Walking through the local mall I spot my friend Amanda in our favourite health food store. She appears to be stocking up on echinacea, but I head straight for the vitamin C; I have the sniffles and I’ve been under a lot of stress lately and vitamin C aids both–and much more.
“If you’re trying to stop an oncoming cold you should opt for echinacea,” says my lifelong friend. “German researchers recently conducted a study that found colds and flus of echinacea users were both less frequent and less severe than for non-users.”
Amanda’s right. Echinacea is a powerful immune booster and I use it too, but I maintain my hold on the vitamin C. “What qualities does vitamin C have?” Amanda challenges, raising a henna-dyed eyebrow.
Too Many to List
Severe vitamin C deficiency has been known for centuries as the potentially fatal disease scurvy. Vitamin C is an antioxidant that protects our cells against disease-causing free radicals. It helps create collagen, which is found in our ligaments, bones, and blood vessels. Our brains need it too, because it’s essential to form norepinephrine. The right amount of this neurotransmitter prevents lethargy and depression.
But Amanda values experts’ opinions over my assorted facts and friendly advice, so I mention someone whose credentials are impeccable. “Do you know who Linus Pauling was?” I ask.
“Sounds familiar…who?” responds Amanda.
A Vitamin C Pioneer
“After winning the Nobel Prize for Chemistry,” I answer, “Linus Pauling developed vitamin C therapy. He used it to treat everything from colds to mental illness and cancer.”
A lady shopping beside us interrupts: “Didn’t Pauling die of cancer?”
This is a common attack on his credibility. “Yes he did,” I reply. “But he was 93.”
Looking at my bottle of vitamin C, Amanda mulls this over. “Still, he’s only one person. Does anyone today apply his theories?”
Stress and Vitamin C
”Canada’s Dr. Abraham Hoffer, a renowned pioneer in the field of psychiatry and vitamin therapy, uses vitamin C to treat schizophrenia,” I respond. “He’s also spoken about the power of vitamin C to treat viruses, fight cancer, and reduce anxiety.”
Amanda’s blue eyes widen. “That doesn’t make sense. How can vitamin C fight cancer or make me less nervous?”
I relate nutritionist Leslie Beck’s explanation that it really comes down to our adrenal glands: they use a lot of vitamin C when they create the stress hormone cortisol. Beck recommends 500 mg of vitamin C daily. Any more, she says, and your body will only excrete the excess.
“I remember a study on stress and vitamin C that was published in the German journal, Psychopharmacology four years ago,” I continue. “These researchers involved 120 people in public speaking plus mental math problems. Half were given 1,000 mg of vitamin C three times daily while the other half were given none. Those who took the vitamin C showed fewer signs of stress than the control group.”

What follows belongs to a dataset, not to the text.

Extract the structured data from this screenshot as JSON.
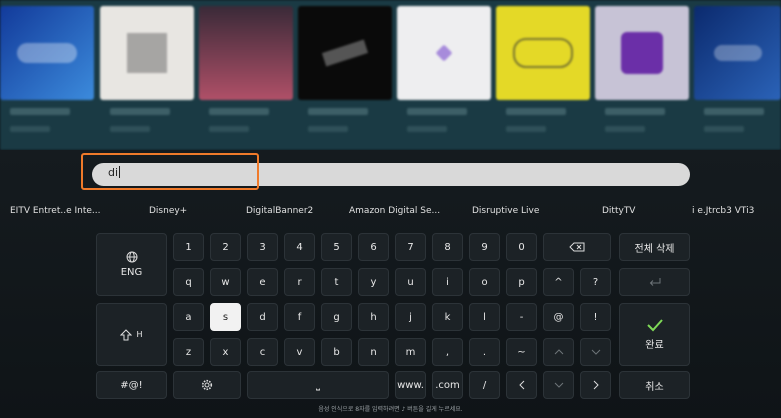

Amanda nods and reaches for a bottle of vitamin C. Studying the label she says, “You said something about fighting cancer, but I just don’t understand how a common vitamin found in oranges and broccoli can be that powerful.”
Vitamin C’s Cancer Connection
I understand Amanda’s reluctance. After all, studies on vitamin C and cancer have been inconsistent and controversial. “In high doses it appears to be toxic to cancer cells,” I answer. “Last year a laboratory study done at the Maryland-based Institutes of Health administered high doses of intravenous vitamin C into cancer cells. Researchers reported that 50 percent of some cancers and 100 percent of lymphoma cells were killed.”
I wait for Amanda’s reply, but she’s already at the cash register with echinacea in one hand and vitamin C in the other.
Good Vitamin C Sources (vitamin C per 100 g)
Guava – 100 mg
Broccoli, raw – 90 mg
Kiwi fruit – 90 mg
Papaya – 60 mg
Orange – 50 mg
Strawberry – 50 mg
Cauliflower, raw – 40 mg
Melon, cantaloupe – 40 mg
Cabbage, green, raw – 30 mg
Spinach – 30 mg
Tomato – 10 mg